However, the first summit of Mt. Everest was by Sherpa Tenzing Norgay and New Zealander Edmund Hillary with a British expedition in 1953. They took the South Col route which is used by the majority of modern expeditions. At that time the route had only been attempted twice by Swiss teams in the spring and autumn of 1952. They reached 8500m well above the South Col. Of note, Norgay was with the Swiss thus giving him the experience he used on the British expedition. The Swiss returned in 1956 to make the second summit of Everest.
Today, hundreds of climbers from around world try to stand on top of the world.
Recent years have been tragic with 16 Sherpas killed in the Khumbu Icefall by a serac release on April 8, 2014 and 19 people killed on April 25, 2015 at Everest Base Camp from an avalanche triggered off Pumori’s ridge by a magnitude 7.8 earthquake almost 200 miles away in Nepal.

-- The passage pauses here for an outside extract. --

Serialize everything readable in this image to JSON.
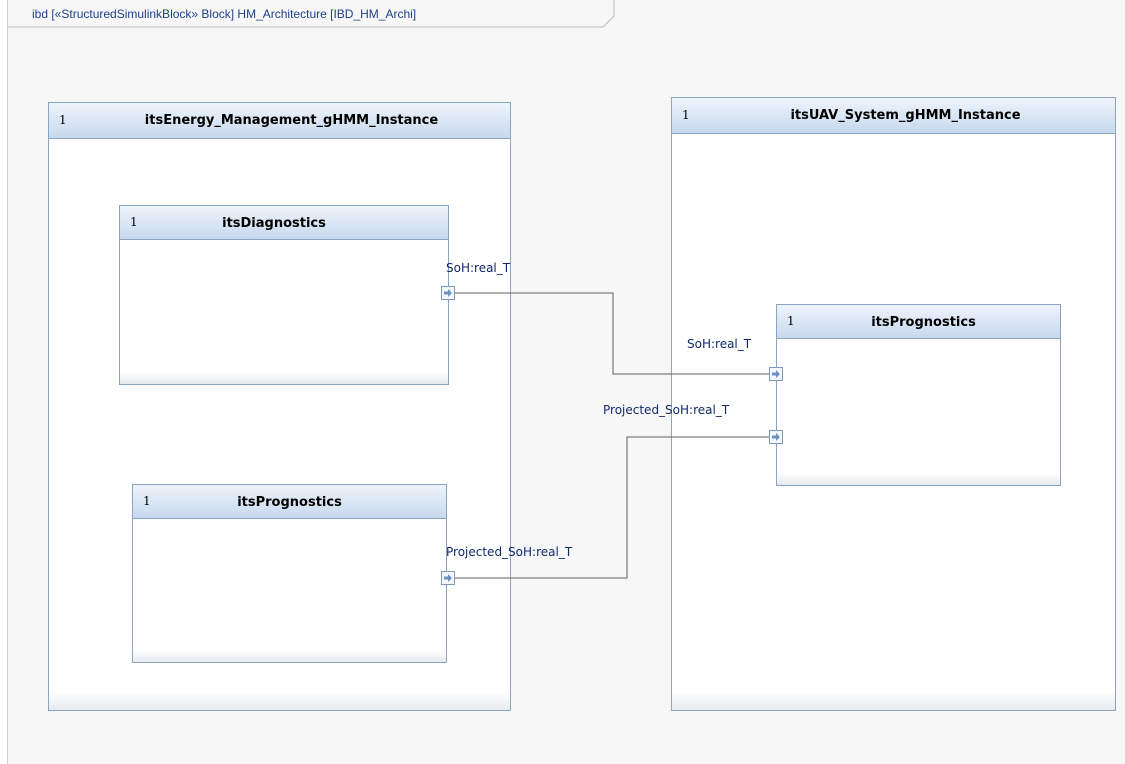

The Grand Dame of all Everest statistics, Ms. Elizabeth Hawley reports on the Himalayan Database that there have been 7,001 summits of Everest through August 2015 on all routes by 4,093 different people. 953 people, mostly Sherpa, have summited multiple times totaling 3,861 times (included in the 7,001 total summits). The Nepal side is more popular with 4,421 summits compared to 2,580 summits from the Tibet side. 193 climbers summited without supplemental oxygen through August 2015, about 2.7% 14 climbers have traversed from one side to the other. About 60% of all expeditions put at least one member on the summit.
282 people (169 westerners and 113 Sherpas) have died on Everest from 1924 to August 2015. Of the deaths, 102 died attempting to summit without using supplemental oxygen. The Nepalese side has seen 4,421 summits with 176 deaths through August 2015 or 3.98%. The Tibet side has seen 2,580 summits with 106 deaths through August 2015. or 4.1%. Most bodies are still on the mountain but China has removed many bodies from sight. The top cause of death was from a fall, avalanche, exposure and altitude sickness. Summits stats will be updated as soon as available from Himalayan Database probably in late 2016 but about 600 people summited in Spring 2016 from both sides and there were 5 Everest deaths.
From 1923 to 1999: 170 people died on Everest with 1,169 summits or 14.5%. But the deaths drastically declined from 2000 to 2015 with 5,832 summits and 112 deaths or 1.9%. However, two years skewed the deaths rates with 16 in 2014 and 19 in 2015. The reduction in deaths is primarily due to better gear, weather forecasting and more people climbing with commercial operations.
Annapurna remains the most deadly 8000 meter mountain with one death for every three summits (69:211) or 32% thru 2014